## Recorded data:
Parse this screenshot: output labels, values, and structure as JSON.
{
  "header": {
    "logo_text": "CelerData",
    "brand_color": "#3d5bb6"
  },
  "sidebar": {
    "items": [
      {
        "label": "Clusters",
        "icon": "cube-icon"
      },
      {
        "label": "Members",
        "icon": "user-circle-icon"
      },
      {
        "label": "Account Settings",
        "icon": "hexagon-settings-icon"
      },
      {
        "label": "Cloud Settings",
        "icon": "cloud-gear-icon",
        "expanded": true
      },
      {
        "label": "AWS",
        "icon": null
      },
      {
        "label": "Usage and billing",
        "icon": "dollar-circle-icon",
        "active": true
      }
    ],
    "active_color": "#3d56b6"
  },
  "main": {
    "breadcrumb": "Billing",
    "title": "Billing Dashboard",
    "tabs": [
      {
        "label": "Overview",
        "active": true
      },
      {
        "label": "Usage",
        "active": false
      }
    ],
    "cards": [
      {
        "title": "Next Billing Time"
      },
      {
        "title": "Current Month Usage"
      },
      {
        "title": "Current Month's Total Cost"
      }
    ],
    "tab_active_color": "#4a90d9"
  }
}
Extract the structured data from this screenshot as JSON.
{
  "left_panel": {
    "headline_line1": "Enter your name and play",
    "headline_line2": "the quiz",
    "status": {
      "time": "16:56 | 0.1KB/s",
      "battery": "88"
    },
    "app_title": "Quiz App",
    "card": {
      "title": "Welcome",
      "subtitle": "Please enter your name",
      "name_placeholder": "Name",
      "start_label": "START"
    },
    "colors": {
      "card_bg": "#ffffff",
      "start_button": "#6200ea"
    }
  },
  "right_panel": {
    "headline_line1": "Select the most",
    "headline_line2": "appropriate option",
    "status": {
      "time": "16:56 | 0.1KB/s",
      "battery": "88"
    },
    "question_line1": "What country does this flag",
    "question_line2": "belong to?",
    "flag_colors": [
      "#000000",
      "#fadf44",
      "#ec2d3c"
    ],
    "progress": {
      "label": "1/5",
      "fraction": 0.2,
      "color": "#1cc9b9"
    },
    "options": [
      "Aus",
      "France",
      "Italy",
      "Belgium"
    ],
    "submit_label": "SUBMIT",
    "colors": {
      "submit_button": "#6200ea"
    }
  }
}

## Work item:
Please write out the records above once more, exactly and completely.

## Exercise answer:
Parse this screenshot: output labels, values, and structure as JSON.
{
  "header": {
    "logo_text": "CelerData",
    "brand_color": "#3d5bb6"
  },
  "sidebar": {
    "items": [
      {
        "label": "Clusters",
        "icon": "cube-icon"
      },
      {
        "label": "Members",
        "icon": "user-circle-icon"
      },
      {
        "label": "Account Settings",
        "icon": "hexagon-settings-icon"
      },
      {
        "label": "Cloud Settings",
        "icon": "cloud-gear-icon",
        "expanded": true
      },
      {
        "label": "AWS",
        "icon": null
      },
      {
        "label": "Usage and billing",
        "icon": "dollar-circle-icon",
        "active": true
      }
    ],
    "active_color": "#3d56b6"
  },
  "main": {
    "breadcrumb": "Billing",
    "title": "Billing Dashboard",
    "tabs": [
      {
        "label": "Overview",
        "active": true
      },
      {
        "label": "Usage",
        "active": false
      }
    ],
    "cards": [
      {
        "title": "Next Billing Time"
      },
      {
        "title": "Current Month Usage"
      },
      {
        "title": "Current Month's Total Cost"
      }
    ],
    "tab_active_color": "#4a90d9"
  }
}
Extract the structured data from this screenshot as JSON.
{
  "left_panel": {
    "headline_line1": "Enter your name and play",
    "headline_line2": "the quiz",
    "status": {
      "time": "16:56 | 0.1KB/s",
      "battery": "88"
    },
    "app_title": "Quiz App",
    "card": {
      "title": "Welcome",
      "subtitle": "Please enter your name",
      "name_placeholder": "Name",
      "start_label": "START"
    },
    "colors": {
      "card_bg": "#ffffff",
      "start_button": "#6200ea"
    }
  },
  "right_panel": {
    "headline_line1": "Select the most",
    "headline_line2": "appropriate option",
    "status": {
      "time": "16:56 | 0.1KB/s",
      "battery": "88"
    },
    "question_line1": "What country does this flag",
    "question_line2": "belong to?",
    "flag_colors": [
      "#000000",
      "#fadf44",
      "#ec2d3c"
    ],
    "progress": {
      "label": "1/5",
      "fraction": 0.2,
      "color": "#1cc9b9"
    },
    "options": [
      "Aus",
      "France",
      "Italy",
      "Belgium"
    ],
    "submit_label": "SUBMIT",
    "colors": {
      "submit_button": "#6200ea"
    }
  }
}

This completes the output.